Customer: replied 5 days ago.
Apologies for the list of questions. It is so frustrating as it is a reply from a tenant are 6 months rents over £13000 in arrears and exploiting the legal system to take advantage of landlord, full of luxury goods LV, Cartier’s etc in the flat, but just wouldn’t pay the rent. So the last few questions from us are 1. is the section 1 1730 Act double rent notice effective? 2. Can court bailiff enforce on both monetary and eviction notice? 3. How shall I reply to the tenant on such an shameless final message?
Customer: replied 5 days ago.
Thanks a lot on the helps!

You would need to go to court to get a separate judgement in respect of the rent arrears and then instruct bailiffs separately.

He may be bothered when the bailiffs turn up to take his television and his iPad.

The 1730 act is in respect of tenancies which run from year to year which wouldn’t apply if this is a six month tenancy

https://www.hewitsons.com/latest/news/landlords-can-claim-double-rent-or-value-under-old-statutes

But it wouldn’t stop me claiming it and letting the judge in the County Court decide otherwise.

Customer: replied 4 days ago.
Understand thanks so much! Now I am checking the section 8 served and will submit today. For a 4 weeks notice on ground of 6 months rent arrear, I served on a 14th July stated court proceeding will start until after 11th August (4 weeks on the same day of the week) I suppose that is correct counting right? I just double check hope the case won’t be thrown out …
Customer: replied 4 days ago.
Apparently because of the backlog it will take months before we can gain possession back, really frustrating dear Stuart.
Customer: replied 4 days ago.
By the way, it has two person on the tenancy contract, if one of the tenant surrounded the key, can we then invalid the tenancy agreement removed the remaining person?

Unfortunately even at the best of times, the legal wheels turn exceptionally slowly.  That on top of the protracted notice period is extremely frustrating particularly when the tenant is just not paying rent.

Notices by 1 tenant is noticed by them all if they both leave the property but if they don’t leave the property, they both remain liable under the terms of the tenancy even though one of them has left.  They don’t escape liability by leaving you may want to use them to put pressure on the person remaining.

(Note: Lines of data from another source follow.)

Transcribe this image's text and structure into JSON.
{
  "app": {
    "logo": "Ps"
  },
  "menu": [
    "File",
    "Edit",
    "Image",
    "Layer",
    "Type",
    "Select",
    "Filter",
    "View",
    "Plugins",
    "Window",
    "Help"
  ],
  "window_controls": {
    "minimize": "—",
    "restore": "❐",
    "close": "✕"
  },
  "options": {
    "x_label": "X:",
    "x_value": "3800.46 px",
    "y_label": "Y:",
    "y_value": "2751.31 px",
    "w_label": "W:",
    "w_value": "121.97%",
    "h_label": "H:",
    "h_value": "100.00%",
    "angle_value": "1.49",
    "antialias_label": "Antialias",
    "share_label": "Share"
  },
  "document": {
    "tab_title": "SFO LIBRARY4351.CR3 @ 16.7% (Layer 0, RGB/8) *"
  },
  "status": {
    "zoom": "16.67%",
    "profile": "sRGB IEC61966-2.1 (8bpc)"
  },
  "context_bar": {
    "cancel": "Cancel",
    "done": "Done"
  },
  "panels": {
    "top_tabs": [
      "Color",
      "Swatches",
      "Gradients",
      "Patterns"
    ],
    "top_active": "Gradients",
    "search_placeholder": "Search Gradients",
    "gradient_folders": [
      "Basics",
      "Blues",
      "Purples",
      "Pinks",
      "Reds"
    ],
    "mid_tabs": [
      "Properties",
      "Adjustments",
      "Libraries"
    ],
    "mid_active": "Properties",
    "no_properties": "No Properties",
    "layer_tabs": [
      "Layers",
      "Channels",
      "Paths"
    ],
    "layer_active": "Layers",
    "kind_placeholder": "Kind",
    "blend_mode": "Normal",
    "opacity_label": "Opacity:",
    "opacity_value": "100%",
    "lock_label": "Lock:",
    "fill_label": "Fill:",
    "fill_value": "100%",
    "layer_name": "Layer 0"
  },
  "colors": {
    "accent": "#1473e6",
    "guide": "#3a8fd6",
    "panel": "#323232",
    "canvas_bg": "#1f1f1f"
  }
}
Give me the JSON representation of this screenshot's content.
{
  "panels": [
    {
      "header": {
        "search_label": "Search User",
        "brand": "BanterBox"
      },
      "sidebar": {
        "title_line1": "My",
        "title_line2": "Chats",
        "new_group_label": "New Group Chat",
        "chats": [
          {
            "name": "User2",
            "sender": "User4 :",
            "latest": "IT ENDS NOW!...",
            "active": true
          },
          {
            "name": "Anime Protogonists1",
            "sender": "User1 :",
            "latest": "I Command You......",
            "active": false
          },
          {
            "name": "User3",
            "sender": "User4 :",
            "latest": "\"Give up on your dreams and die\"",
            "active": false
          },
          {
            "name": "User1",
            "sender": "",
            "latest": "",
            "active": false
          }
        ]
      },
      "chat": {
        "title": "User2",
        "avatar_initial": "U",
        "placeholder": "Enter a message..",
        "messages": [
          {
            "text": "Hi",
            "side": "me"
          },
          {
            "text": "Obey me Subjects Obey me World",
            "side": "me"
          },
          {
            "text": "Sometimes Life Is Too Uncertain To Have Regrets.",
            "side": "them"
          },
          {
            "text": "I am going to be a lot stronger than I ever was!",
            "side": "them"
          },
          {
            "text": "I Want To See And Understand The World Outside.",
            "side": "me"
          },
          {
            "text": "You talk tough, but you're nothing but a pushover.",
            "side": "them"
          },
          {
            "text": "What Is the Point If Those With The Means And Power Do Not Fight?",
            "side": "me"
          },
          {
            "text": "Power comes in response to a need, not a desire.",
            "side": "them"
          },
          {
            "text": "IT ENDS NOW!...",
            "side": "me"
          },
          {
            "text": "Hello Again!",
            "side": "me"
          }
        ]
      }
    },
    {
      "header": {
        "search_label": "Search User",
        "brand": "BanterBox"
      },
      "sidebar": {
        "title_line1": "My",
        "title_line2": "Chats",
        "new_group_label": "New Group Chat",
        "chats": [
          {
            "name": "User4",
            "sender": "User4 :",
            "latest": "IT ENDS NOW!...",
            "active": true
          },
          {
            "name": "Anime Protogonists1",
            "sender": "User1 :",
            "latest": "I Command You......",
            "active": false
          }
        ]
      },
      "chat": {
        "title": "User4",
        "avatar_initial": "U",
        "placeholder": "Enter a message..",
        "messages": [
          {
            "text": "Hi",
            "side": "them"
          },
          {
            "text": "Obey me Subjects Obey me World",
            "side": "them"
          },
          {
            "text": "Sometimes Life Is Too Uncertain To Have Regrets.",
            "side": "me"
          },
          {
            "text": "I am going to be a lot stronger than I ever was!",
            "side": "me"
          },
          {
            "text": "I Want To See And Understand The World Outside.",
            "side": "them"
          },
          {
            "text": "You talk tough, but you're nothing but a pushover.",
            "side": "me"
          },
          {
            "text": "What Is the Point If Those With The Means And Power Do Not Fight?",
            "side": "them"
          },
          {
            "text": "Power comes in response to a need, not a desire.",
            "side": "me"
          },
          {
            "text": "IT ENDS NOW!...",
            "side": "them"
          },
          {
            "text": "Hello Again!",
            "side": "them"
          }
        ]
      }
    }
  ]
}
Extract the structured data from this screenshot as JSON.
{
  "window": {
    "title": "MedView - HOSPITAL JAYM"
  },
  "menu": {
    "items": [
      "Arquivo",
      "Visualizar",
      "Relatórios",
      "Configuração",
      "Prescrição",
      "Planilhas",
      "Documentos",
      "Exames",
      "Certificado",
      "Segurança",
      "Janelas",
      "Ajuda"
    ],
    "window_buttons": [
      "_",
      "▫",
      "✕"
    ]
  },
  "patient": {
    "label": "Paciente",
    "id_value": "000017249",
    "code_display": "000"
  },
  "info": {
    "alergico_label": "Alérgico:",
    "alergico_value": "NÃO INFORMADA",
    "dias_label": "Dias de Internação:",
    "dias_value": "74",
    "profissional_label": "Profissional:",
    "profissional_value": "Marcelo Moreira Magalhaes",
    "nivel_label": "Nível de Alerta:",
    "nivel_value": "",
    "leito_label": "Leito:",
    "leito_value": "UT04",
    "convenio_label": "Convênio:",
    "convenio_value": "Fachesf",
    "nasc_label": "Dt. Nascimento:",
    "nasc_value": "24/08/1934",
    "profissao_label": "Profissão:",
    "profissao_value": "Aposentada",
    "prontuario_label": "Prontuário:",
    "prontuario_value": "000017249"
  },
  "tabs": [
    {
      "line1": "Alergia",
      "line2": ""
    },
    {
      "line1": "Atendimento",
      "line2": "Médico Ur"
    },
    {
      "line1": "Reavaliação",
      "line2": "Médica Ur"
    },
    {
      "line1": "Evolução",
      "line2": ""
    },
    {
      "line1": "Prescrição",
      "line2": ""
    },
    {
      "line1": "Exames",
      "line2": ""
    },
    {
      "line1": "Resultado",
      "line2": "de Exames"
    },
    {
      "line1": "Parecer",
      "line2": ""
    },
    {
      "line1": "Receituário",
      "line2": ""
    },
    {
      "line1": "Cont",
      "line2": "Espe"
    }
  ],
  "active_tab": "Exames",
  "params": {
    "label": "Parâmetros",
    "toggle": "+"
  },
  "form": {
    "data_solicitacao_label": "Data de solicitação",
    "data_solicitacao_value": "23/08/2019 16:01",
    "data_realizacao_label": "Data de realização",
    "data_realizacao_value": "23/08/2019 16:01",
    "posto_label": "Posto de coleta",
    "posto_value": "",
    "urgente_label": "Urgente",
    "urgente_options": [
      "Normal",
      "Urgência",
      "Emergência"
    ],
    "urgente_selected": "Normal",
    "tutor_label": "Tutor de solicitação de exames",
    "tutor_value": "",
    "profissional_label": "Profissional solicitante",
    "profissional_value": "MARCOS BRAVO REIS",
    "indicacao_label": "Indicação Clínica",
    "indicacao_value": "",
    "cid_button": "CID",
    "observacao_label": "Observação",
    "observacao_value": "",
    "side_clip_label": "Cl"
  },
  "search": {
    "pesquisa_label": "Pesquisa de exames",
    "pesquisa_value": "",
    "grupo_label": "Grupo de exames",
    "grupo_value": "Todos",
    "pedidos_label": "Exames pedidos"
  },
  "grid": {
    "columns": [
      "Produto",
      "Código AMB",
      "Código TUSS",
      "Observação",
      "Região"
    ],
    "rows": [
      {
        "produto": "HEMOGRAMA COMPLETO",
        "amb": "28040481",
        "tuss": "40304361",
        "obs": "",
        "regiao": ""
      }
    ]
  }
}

Customer: replied 4 days ago.
Thanks Stuart very much for answering! Also I just realised because I didn’t protect deposit within 30 days. I could face counter claim in Section 8 notice. So I shall use section 21, but I will need to return deposit in full before issuing section 21 notice right?

I know one case that was in front of me recently where the landlord protected the deposit within the requisite period of time but didn’t give the tenant the details until a few months later and he was ordered to pay twice the deposit as compensation.  To my mind that’s absolutely ludicrous to compensate someone when they actually haven’t suffered any loss or risk.  I must admit I think this legislation is completely bonkers.

Provided you have complied with all the other statutory requirements as well such as copy tenancy agreement, energy performance certificate, gas safety certificate, electrical safety certificate, how to rent in England booklet, then you can give  both notices